Andy Warhol, ‘Beethoven (FS II.393)’, 1987, Revolver Gallery
Andy Warhol, ‘Beethoven (FS II.393)’, 1987, Revolver Gallery

Edition of 60. 20 numbered in Roman numerals. 72 individual TP not in portfolios, signed and numbered in pencil on verso.

Signature: signed and numbered in pencil on verso.

Ludwig van Beethoven has been regarded as one of the most famous composers of all
time, so there is no surprise why Warhol decided to create a portfolio of Beethoven
portraits. In one of the most iconic poses of the famous composer, Beethoven 393
captures the sheer brilliance of the composer with the emphasis on the notes of his
sheet music, while also keeping the features of the portrait prominent.

About Andy Warhol

Obsessed with celebrity, consumer culture, and mechanical (re)production, Pop artist Andy Warhol created some of the most iconic images of the 20th century. As famous for his quips as for his art—he variously mused that “art is what you can get away with” and “everyone will be famous for 15 minutes”—Warhol drew widely from popular culture and everyday subject matter, creating works like his 32 Campbell's Soup Cans (1962), Brillo pad box sculptures, and portraits of Marilyn Monroe, using the medium of silk-screen printmaking to achieve his characteristic hard edges and flat areas of color. Known for his cultivation of celebrity, Factory studio (a radical social and creative melting pot), and avant-garde films like Chelsea Girls (1966), Warhol was also a mentor to artists like Keith Haring and Jean-Michel Basquiat. His Pop sensibility is now standard practice, taken up by major contemporary artists Richard Prince, Takashi Murakami, and Jeff Koons, among countless others.

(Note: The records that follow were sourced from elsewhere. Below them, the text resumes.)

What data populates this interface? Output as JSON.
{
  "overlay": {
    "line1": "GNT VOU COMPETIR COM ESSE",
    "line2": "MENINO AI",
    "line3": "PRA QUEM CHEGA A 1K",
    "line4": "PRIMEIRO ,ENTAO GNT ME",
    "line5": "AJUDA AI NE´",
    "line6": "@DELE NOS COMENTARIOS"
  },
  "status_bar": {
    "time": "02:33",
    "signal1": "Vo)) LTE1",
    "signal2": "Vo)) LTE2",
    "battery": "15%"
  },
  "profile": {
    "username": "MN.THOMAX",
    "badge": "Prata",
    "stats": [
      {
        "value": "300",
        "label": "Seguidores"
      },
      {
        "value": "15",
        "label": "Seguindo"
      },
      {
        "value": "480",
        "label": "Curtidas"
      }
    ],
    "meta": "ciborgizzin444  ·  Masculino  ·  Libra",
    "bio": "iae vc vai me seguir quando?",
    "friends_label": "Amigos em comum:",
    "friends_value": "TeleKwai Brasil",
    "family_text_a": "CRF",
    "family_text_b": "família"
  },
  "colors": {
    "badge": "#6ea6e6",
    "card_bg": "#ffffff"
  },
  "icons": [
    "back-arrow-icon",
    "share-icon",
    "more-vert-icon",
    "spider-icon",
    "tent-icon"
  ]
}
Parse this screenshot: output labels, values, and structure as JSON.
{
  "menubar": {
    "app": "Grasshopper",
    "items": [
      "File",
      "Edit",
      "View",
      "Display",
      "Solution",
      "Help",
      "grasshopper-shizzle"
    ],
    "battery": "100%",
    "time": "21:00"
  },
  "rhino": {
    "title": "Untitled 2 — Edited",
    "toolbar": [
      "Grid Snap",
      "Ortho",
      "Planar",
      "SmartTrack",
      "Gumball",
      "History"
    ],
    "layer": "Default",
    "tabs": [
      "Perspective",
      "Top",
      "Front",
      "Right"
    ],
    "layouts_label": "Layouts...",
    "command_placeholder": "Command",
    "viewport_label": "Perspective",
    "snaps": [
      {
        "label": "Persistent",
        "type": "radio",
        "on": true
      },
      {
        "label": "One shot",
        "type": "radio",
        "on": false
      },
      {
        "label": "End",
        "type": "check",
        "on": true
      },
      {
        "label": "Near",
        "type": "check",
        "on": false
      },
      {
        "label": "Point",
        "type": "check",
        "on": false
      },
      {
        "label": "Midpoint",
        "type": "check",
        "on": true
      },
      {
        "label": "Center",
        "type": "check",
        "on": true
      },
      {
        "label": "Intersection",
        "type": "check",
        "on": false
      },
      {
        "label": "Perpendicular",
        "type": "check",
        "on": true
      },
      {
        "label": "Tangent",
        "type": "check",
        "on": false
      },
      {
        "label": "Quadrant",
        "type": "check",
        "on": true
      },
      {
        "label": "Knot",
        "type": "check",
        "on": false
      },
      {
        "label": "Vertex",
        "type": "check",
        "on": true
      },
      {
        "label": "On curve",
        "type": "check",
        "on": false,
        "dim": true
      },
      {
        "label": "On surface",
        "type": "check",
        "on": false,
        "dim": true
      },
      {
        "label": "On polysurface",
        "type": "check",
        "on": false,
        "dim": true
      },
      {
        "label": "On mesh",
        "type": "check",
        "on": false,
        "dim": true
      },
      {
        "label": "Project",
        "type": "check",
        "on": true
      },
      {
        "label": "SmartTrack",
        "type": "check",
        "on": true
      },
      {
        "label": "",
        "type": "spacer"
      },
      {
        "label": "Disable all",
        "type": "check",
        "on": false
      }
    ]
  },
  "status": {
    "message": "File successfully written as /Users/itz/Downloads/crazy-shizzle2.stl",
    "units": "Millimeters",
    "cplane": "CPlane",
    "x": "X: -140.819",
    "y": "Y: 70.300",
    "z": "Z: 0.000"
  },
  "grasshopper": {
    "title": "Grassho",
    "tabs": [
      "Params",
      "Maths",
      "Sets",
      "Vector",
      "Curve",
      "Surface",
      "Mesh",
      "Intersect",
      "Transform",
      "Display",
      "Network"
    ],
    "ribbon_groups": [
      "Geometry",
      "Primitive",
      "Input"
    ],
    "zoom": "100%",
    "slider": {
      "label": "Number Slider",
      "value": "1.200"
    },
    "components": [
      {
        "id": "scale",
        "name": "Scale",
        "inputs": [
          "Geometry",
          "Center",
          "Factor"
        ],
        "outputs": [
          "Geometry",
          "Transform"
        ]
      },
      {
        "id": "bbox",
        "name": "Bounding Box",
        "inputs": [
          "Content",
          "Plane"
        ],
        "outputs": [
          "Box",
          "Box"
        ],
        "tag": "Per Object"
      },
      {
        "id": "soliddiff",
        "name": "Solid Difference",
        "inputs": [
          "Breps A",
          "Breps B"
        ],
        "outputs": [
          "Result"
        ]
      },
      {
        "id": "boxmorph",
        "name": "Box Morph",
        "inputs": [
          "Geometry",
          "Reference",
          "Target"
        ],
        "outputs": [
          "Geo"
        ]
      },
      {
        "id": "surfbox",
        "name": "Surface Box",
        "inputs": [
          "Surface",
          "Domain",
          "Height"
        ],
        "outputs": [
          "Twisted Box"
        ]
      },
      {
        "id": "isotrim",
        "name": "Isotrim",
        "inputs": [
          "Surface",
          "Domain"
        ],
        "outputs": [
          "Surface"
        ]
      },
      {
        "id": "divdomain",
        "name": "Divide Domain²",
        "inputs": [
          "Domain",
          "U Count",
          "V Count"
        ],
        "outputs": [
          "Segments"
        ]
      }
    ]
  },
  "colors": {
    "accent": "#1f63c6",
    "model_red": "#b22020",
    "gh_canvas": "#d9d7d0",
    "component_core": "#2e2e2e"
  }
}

American, 1928-1987, Pittsburgh, PA, United States, based in New York, NY, United States